Here are my top 10 thoughts:
- Hire good people and provide them with the tools and ongoing education to keep them viable. Do not settle for status quo or mediocrity.
- Invest wisely in your technology and keep moving forward. It is Ok to look back and learn from your mistakes, but no one ever crossed the finish line going in reverse.
- Look to your industry peers and be willing to adopt new ideas, processes and technologies to stay ahead of your competition.
- Adopt of culture of listening. That is, one where you value what your employees, members, and vendors are saying to you. They are the ones who will usually spot trends, problems, and opportunities first.
- Be agile! Be willing to implement new ideas if they make sense. Do not procrastinate too long as opportunities tend to pass by quickly – that is not to say act without thought or investigation. But once a decision is made, go for it!
- Insist on continuing education for everyone. Look for industry, technology, and self-improvement programs to name a few. Many of your vendors offer excellent educational opportunities for little or no cost and, although obviously slanted toward their solutions, are still broad enough to be of value to you.
- Create member, vendor, and employee focus groups that can help you set your long term strategies.
- Make a decision. I have said it many times: Good decisions take care of themselves, bad decisions can be fixed, but indecision will kill you.
- There is a huge difference between price and cost. Price is what you pay for something. Cost is what it means to your organization, your members, and you personally.
- ROI is worthless unless you can define what it means. It is not strictly tied to money. That would be called investment and would fall under a completely different scope of measurement. What we are talking about here are improvements in your organization and they may be tied to your ability to stay in business, growing your company, improving processes, etc. But it is rarely tied to what you pay for something and a CFO who must be able to “cost justify” every decision. Won’t happen; get over it.
I can give you one final personal example of this very lesson from my own life. When my wife and I were first married and struggling with balancing our incomes against our home improvement needs, we were faced with having to balance our budgets against the “Price vs. Cost” conundrum.
We could purchase a complete set of furniture at a discount warehouse against purchasing well-made components from a quality manufacturer but would only be able to afford one or two components at a time and spread out over a few years.
Our parents were products of the depression and they told us that we would be much happier buying quality and doing with less than saving a few dollars on the front end but paying more in the long run.
We should have listened. We chose poorly. We opted to buy cheap furniture so we could have it all.
What we learned and later put into play was that making rash decisions based on emotion and “Price” left out the most important aspect: “Cost.”
We ended up throwing most of the furniture away a few years later as it simply fell apart and did not last. We ended up buying quality the next time around – even though it meant taking several years to complete the project. That furniture has continued to last through today. And because we bought quality and knew the style would remain viable, it has and was the right decision.
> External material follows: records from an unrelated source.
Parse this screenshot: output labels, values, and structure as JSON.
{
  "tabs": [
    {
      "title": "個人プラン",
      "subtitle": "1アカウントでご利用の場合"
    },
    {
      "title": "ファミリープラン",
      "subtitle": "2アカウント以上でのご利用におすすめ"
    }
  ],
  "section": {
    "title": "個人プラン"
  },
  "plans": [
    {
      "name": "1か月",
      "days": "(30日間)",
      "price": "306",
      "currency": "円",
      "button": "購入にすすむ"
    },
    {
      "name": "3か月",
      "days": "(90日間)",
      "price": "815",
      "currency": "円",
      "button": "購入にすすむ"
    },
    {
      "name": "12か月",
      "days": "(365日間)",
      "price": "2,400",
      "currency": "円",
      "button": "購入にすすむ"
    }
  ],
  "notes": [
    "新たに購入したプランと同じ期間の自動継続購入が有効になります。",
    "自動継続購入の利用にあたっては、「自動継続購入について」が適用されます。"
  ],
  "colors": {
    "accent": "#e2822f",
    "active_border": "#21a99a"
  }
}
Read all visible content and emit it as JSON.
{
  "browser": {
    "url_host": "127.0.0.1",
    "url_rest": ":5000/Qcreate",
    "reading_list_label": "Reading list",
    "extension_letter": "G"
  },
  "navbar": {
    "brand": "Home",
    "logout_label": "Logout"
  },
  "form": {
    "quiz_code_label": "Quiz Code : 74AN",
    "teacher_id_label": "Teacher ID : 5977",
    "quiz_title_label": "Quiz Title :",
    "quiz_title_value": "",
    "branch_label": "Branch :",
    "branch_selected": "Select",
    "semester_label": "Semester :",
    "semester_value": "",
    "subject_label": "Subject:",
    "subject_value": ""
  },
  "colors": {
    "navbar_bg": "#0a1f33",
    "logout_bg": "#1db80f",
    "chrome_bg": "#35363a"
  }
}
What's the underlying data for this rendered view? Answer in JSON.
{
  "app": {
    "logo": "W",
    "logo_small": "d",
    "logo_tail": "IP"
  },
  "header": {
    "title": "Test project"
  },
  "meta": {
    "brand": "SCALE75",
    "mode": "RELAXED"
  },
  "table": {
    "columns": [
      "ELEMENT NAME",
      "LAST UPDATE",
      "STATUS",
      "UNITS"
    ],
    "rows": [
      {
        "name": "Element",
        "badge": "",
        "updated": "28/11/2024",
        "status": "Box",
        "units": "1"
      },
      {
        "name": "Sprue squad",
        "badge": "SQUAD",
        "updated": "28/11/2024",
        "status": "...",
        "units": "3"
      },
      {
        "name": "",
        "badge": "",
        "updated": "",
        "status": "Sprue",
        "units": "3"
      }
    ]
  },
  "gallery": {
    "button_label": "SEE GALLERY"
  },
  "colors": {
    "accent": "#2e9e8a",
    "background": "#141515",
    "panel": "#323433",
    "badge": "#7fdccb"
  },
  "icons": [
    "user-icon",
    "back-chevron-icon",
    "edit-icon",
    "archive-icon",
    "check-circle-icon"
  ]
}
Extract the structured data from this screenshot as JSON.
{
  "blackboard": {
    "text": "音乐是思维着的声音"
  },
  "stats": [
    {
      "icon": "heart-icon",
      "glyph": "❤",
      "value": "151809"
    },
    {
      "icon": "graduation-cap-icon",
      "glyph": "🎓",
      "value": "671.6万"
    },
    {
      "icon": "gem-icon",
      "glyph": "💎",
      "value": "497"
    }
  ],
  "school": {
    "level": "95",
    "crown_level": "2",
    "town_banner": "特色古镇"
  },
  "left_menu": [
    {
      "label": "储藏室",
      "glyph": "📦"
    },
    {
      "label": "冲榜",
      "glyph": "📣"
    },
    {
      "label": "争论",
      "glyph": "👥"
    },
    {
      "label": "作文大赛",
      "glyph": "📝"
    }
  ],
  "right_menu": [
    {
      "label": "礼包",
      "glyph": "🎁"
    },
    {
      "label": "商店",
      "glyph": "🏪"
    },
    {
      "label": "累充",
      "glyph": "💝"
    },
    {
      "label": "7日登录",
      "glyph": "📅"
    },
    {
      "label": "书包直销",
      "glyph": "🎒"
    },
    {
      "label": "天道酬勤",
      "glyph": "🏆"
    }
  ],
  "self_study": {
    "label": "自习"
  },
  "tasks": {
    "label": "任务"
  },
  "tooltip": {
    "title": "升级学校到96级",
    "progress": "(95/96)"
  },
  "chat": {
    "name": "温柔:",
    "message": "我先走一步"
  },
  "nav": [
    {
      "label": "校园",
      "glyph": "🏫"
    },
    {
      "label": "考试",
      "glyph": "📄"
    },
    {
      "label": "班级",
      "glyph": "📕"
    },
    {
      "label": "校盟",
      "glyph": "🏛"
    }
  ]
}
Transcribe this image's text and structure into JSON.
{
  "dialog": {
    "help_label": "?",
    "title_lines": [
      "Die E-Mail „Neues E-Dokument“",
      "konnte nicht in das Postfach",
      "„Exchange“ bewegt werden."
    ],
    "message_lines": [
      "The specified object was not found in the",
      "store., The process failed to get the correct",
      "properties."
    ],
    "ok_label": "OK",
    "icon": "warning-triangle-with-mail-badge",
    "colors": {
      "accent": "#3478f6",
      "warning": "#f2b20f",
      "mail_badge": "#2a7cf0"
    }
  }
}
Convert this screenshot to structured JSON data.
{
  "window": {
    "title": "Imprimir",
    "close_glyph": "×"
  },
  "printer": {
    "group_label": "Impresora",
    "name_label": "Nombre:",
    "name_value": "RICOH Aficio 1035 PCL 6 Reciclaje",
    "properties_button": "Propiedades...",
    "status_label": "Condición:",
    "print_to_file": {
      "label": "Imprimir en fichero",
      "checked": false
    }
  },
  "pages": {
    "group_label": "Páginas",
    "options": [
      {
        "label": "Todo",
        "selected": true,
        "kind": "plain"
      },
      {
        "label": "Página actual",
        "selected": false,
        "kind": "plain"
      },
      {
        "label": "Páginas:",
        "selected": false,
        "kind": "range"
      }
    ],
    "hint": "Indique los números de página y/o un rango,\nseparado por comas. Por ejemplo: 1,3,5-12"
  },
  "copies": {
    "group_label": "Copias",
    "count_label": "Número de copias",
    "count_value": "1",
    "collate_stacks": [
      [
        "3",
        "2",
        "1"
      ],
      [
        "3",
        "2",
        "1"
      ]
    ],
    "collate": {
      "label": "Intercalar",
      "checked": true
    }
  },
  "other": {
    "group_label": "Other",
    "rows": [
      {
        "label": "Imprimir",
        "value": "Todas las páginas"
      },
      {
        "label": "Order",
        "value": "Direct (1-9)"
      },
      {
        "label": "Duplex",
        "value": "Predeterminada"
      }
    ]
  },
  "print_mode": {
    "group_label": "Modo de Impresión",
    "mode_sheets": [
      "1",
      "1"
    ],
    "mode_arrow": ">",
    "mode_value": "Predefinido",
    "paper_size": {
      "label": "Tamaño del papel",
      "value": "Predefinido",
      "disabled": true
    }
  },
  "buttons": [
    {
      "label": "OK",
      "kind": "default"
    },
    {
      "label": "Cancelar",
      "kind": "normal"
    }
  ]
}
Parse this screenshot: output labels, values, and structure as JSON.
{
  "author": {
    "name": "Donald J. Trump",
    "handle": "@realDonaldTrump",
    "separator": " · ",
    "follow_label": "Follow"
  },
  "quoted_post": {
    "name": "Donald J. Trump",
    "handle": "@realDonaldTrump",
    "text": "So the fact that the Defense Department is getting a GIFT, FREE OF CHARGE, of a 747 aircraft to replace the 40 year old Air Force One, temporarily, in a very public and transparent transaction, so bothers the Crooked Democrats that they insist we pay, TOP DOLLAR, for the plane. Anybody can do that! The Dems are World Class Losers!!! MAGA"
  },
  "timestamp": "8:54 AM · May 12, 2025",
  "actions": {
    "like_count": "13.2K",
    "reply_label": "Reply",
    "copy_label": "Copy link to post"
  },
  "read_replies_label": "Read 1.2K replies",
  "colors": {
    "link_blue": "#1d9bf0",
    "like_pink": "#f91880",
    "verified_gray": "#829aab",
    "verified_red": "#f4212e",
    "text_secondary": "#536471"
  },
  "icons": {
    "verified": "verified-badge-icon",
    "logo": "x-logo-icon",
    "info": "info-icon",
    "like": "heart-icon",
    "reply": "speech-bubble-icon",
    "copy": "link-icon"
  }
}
So what does furniture and technology have to do with each other?
Simply this: Don’t be put off by price. Look down the road, do your research, and invest the time to make sure you are making the best decisions you can. Where appropriate, consult with others who know more than you do and be willing to heed their advice.